What is being asked | Find the lines in the records that carry the word "JSON". Copy each one.

START Extracted material

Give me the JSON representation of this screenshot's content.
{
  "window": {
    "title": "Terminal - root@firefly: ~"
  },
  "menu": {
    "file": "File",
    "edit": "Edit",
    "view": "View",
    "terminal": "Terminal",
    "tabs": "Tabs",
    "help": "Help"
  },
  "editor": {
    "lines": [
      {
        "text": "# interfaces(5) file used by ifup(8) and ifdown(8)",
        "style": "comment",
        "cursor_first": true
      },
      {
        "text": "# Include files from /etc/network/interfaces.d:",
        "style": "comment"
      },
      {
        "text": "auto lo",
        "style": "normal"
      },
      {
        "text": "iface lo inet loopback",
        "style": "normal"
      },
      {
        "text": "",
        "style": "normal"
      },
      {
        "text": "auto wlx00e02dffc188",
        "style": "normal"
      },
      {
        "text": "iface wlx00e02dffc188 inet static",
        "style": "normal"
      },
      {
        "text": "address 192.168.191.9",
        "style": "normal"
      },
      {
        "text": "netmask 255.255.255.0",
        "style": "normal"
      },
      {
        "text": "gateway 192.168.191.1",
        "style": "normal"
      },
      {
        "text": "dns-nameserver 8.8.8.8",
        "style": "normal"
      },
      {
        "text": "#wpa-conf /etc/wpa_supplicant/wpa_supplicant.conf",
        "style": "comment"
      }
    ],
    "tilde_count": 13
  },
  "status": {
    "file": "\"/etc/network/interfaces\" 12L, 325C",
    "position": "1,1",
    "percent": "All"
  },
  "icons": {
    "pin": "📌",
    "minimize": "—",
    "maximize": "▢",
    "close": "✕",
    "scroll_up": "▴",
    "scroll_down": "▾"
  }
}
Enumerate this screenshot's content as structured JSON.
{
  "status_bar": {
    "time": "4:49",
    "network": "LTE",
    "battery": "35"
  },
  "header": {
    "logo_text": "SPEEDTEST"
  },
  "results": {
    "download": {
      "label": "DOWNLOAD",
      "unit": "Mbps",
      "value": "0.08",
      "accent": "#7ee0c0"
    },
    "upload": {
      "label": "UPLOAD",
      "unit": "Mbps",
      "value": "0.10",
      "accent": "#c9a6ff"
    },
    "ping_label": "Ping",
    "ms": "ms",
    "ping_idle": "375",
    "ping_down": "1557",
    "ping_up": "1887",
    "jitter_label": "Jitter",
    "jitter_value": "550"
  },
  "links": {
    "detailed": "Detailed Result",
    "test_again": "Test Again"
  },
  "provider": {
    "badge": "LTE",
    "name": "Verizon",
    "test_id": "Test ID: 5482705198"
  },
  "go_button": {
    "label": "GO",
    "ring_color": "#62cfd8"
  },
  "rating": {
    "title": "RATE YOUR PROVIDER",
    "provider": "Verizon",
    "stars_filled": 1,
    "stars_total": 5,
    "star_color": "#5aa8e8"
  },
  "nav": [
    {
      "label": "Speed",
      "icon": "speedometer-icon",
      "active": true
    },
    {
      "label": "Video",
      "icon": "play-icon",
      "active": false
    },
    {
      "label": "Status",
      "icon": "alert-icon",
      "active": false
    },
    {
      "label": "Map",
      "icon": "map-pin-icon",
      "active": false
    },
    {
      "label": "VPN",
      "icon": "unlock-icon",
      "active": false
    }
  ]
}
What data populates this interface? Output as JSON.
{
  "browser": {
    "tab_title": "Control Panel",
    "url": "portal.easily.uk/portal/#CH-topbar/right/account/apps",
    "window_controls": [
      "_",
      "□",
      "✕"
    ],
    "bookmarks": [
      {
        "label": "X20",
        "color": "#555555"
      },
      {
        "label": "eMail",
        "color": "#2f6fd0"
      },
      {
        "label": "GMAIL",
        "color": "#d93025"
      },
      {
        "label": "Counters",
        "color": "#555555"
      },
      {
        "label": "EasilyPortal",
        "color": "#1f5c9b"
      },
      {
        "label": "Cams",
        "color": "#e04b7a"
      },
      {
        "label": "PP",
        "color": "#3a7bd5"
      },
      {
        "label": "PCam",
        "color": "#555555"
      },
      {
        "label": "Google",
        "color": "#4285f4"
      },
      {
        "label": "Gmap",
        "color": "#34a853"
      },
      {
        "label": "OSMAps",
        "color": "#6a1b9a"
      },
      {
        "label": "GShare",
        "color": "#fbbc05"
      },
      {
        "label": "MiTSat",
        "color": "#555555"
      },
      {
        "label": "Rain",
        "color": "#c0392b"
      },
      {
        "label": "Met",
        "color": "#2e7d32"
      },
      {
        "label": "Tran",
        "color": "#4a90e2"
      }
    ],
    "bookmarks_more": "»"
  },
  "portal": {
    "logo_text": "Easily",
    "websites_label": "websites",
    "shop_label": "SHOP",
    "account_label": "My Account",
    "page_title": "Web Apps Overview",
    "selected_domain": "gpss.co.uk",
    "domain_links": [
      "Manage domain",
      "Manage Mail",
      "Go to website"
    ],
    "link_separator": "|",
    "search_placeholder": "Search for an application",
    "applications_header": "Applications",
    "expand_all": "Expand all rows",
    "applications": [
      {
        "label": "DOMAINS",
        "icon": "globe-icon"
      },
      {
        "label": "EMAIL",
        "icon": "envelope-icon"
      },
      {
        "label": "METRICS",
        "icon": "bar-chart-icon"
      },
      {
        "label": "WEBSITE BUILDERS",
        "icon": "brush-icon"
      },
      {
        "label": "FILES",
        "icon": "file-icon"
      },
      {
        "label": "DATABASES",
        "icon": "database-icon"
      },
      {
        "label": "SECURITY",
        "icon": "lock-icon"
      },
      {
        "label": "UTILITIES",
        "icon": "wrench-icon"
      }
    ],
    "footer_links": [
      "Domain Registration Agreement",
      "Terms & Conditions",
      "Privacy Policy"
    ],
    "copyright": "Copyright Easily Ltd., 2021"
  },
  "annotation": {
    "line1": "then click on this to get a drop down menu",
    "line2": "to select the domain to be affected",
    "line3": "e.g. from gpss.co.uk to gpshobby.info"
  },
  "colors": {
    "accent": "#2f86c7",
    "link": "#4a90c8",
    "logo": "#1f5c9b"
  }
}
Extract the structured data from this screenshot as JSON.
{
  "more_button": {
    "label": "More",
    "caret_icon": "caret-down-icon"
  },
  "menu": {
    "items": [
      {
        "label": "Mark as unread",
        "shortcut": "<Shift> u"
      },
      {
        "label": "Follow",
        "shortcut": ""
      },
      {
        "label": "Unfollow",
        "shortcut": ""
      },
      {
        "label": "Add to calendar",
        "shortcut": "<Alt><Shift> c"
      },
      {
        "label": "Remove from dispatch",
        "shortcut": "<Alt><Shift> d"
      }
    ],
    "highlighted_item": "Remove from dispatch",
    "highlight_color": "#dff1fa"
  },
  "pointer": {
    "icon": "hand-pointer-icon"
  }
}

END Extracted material

Answer for this exercise |
Give me the JSON representation of this screenshot's content.
Enumerate this screenshot's content as structured JSON.
What data populates this interface? Output as JSON.
Extract the structured data from this screenshot as JSON.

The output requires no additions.